Graphics: Ahmed Raza Khan / Mint

“The markets were priced for good news at the beginning of the year, but the good news is not forthcoming," said V. Anantha Nageswaran, the Singapore-based chief investment officer of wealth management firm Julius Baer Group and a Mint columnist. “The Chinese (monetary stimulus withdrawal), US employment and home sales numbers, the loss of popularity of (US President Barack) Obama—all played up to the uncertainty."

US unemployment is at a 26-year high, and existing home sales in that country fell 17% in December, leading investors to fear that the recovery in the world’s largest economy might take a long time.
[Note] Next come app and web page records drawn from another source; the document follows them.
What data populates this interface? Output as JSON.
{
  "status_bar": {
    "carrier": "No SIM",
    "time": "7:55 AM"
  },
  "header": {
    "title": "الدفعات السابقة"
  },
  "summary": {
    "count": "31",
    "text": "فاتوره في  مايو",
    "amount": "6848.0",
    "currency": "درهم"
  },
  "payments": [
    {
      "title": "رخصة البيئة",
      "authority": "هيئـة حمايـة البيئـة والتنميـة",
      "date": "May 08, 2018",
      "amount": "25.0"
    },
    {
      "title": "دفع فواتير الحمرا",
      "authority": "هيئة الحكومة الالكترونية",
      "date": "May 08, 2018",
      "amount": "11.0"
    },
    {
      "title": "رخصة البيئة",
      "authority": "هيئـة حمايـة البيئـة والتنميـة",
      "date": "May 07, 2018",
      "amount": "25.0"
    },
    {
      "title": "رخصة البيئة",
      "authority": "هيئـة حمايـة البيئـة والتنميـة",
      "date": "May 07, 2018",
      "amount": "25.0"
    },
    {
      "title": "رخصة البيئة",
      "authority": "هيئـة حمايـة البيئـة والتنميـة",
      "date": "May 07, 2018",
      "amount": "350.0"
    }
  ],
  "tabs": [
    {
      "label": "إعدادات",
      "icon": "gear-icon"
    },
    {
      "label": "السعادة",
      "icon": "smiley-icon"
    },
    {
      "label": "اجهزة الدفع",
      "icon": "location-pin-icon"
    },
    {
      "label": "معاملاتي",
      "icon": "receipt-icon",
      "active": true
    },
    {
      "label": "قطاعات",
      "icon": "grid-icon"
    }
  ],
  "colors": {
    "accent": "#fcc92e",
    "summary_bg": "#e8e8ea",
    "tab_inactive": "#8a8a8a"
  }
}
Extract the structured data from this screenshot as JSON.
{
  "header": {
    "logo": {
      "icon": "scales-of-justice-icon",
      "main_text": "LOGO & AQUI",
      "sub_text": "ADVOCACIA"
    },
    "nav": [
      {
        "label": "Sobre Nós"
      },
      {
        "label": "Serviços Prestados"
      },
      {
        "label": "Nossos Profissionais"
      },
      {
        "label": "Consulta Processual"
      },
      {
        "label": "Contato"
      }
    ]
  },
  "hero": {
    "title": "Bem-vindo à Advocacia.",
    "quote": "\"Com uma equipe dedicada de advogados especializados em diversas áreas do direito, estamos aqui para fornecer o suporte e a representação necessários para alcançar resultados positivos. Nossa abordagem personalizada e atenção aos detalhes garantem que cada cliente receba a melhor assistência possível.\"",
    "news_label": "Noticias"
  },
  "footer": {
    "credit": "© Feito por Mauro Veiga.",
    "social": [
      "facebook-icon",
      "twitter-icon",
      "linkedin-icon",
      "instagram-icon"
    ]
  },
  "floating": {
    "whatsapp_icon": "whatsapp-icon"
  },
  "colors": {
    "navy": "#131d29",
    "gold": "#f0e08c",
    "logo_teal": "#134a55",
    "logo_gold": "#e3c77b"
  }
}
In China, the benchmark Shanghai Composite Index fell to a new three-month low, down 1% for the day, as investors expect a rate hike. China had raised bank reserve requirements by 50 basis points a fortnight ago. European markets opened weak on Wednesday, with the UK’s FTSE trading 1.4% down at 9.30pm. A basis point is 0.01 percentage point.

“Indian markets have suffered more because they’ve run significantly more than the rest of the world last year," said N. Sethuram, chief investment officer at Shinsei Asset Management (India) Pvt. Ltd.

Apart from the weakness in the global markets, Indian investors are nervous about inflation, the government’s exit policy and the supply of paper (new share sales), according to Jyotivardhan Jaipuria, head of research at Bank of America-Merrill Lynch. “As we move closer to the Budget, the news flow—about excise rate hikes and interest rate hikes—will be negative," he said.

Jaipuria expects a recovery by mid-year and has an 18,000-points Sensex target for the year ending December.

The immediate trigger for the selling is the monetary policy review coming up on Friday. An inflation rate that rose 7.31% in December will add to pressure on the Reserve Bank of India, which hasn’t hiked rates since 2006, analysts said.

While any such move will have a negative impact on interest-rate sensitive stocks in sectors such as real estate, banking and automobiles, analysts say most of these concerns have been priced in.

Real estate led the decline, with the Bombay Stock Exchange Realty index falling 17.66%. Auto companies followed closely losing 10.3%, while banks dropped 8.51%.

“We are still at the bottom of the interest rate cycle," said G. Chokkalingam, head of equities at wealth manager Barclays Wealth India. “What can cause more concern is the reversal of the (fiscal) stimulus."

In fiscal year that ended in March, the government cut excise tax and hiked spending to boost economic recovery. The low excise rates in particular have helped makers of cars and motorcycles to post robust gains in profits and show increased profitability. Any stimulus rollback plans could be announced in the Budget.

“Investors would also like to see some fiscal correctives in India," said Nageswaran. “Until the Budget is out of the way, there will be some more volatility." Indeed, the National Stock Exchange’s volatility index has been steadily climbing in the past week since it touched a low of 20.98 a fortnight ago. On Wednesday, it jumped 12% to close at 28.92.

Ashwin Ramarathinam contributed to this story.